The great Christmas tree never fails to grow, but confetti snow often blows into the pit, and the music stand lights once went completely dark. Another time the “Waltz of the Snowflakes” keyboardist didn’t show up. I could practically reach the synthesizer from my bass seat to “play” the voices, but I couldn’t remember which patch button to press and I lost my moment to be the hero. Actually, maybe I was smart, because had I pressed the wrong button, the boy’s-choir might have come out sounding like the steam calliope from the Carousel ballet. Such are the quirks of electronica. If Tchaikovsky had known of such possibilities, this would be a wholly different show.
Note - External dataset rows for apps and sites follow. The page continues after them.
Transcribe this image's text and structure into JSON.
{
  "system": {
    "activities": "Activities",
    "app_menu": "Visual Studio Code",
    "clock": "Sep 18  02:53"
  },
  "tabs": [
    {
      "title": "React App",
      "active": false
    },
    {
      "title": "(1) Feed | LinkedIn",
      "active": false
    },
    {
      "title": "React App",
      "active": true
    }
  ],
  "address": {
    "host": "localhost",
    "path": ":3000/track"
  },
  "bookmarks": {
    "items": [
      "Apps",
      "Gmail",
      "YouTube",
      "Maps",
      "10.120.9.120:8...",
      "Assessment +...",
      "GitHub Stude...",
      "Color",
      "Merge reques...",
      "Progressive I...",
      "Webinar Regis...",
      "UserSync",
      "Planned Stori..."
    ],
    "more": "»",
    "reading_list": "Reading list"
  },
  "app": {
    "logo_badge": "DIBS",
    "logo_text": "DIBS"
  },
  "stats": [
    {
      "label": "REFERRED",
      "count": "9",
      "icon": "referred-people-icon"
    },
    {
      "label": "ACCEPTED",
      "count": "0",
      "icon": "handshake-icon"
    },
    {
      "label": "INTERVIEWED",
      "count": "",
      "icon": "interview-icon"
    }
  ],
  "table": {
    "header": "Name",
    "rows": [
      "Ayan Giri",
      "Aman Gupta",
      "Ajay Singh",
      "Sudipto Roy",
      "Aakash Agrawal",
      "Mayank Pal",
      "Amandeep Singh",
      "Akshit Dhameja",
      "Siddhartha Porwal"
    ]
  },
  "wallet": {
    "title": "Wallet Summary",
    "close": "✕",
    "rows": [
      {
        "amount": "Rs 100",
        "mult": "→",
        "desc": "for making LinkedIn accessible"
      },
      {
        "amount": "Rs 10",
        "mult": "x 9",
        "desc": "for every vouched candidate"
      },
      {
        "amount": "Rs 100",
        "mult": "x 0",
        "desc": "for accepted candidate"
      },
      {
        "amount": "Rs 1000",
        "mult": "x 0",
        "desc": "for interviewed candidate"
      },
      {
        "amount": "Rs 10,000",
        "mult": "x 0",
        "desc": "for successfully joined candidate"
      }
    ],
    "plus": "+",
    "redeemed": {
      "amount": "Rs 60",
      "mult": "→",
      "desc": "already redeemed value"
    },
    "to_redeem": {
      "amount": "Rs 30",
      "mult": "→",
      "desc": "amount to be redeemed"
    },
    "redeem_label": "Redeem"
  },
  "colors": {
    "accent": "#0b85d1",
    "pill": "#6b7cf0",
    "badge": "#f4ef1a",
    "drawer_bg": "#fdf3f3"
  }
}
When illnesses happen, our ace personnel manager David Titcomb scrambles for replacements, often up until the very minute before curtain. Playing with terrific subs is fantastic, and forces me to keep my own game sharp, lest they outshine me. Actually, most of them can. Here’s some advice: If you want to substitute in our band, it helps if your apartment is in the West 50s or 60s, and you are a good runner. Just make sure your tuxedo is clean. Better yet, just put it on, mill around the stage door about 6 p.m. looking eager and hungry. Hey, you never know! Arnie Goldberg, who was also the manager before David, once said he wanted to keep a fake violin under his desk, and he fantasized about calling upon his non-musician wife to just sit there and hold it if he really got stuck, which he never did. Once, the late, great Hugo Fiorato (then in his 80s) conducted an entire week of eight shows because the younger members of the music staff were all out sick with man-colds or other various maladies. Hugo was a remarkable person. (If you don’t know what a man-cold is, ask your husband.) Now-retired conductor Maurice Kaplow once took ill at intermission, and his cover had already left the building, thinking the evening safe. This was before the cell phone era, so panic ensued. The cover was hunted down at the last minute, but one of our musicians could easily have led the band from the podium, and perhaps even the dance department might have stepped in to save the show if need be. We are a multi-gifted bunch.
Having a ballet dancer son means that for the last 15 years worth of Decembers, at least once a year, on my day off, I attend a performance of – you guessed it – the Nutcracker! I’ve seen my son progress from the Long Island Nutcracker to the Knickerbocker Suite and on and on, culminating a few seasons ago in his professional performances with Pennsylvania Ballet as a seasoned pro. They do the Balanchine version in Philadelphia, and some days I can sit in the audience there to see him dance a matinee, then myself sit in the pit and play the evening show back in NYC. To traverse this confusing space-time continuum, I utilize a special transporter with advanced technology called the New Jersey Starship, I mean Transit. Besides following my son’s career, the most gratification I get these days is watching his ballet schoolmates come in to their own artistic maturity. Many of the little kids I watched grow up are now tested members of the NYCB, and are making their debuts in the delightful roles the Nutcracker offers. Will some make the jump to stardom? It’s happily inevitable. I’ll be accompanying them with my bass, and rooting for them well into my second millennium. I hope you join me here often. Come down and say hello.
To submit an essay for consideration in Allegro’s “Member to Member” column, contact Mikael Elsila.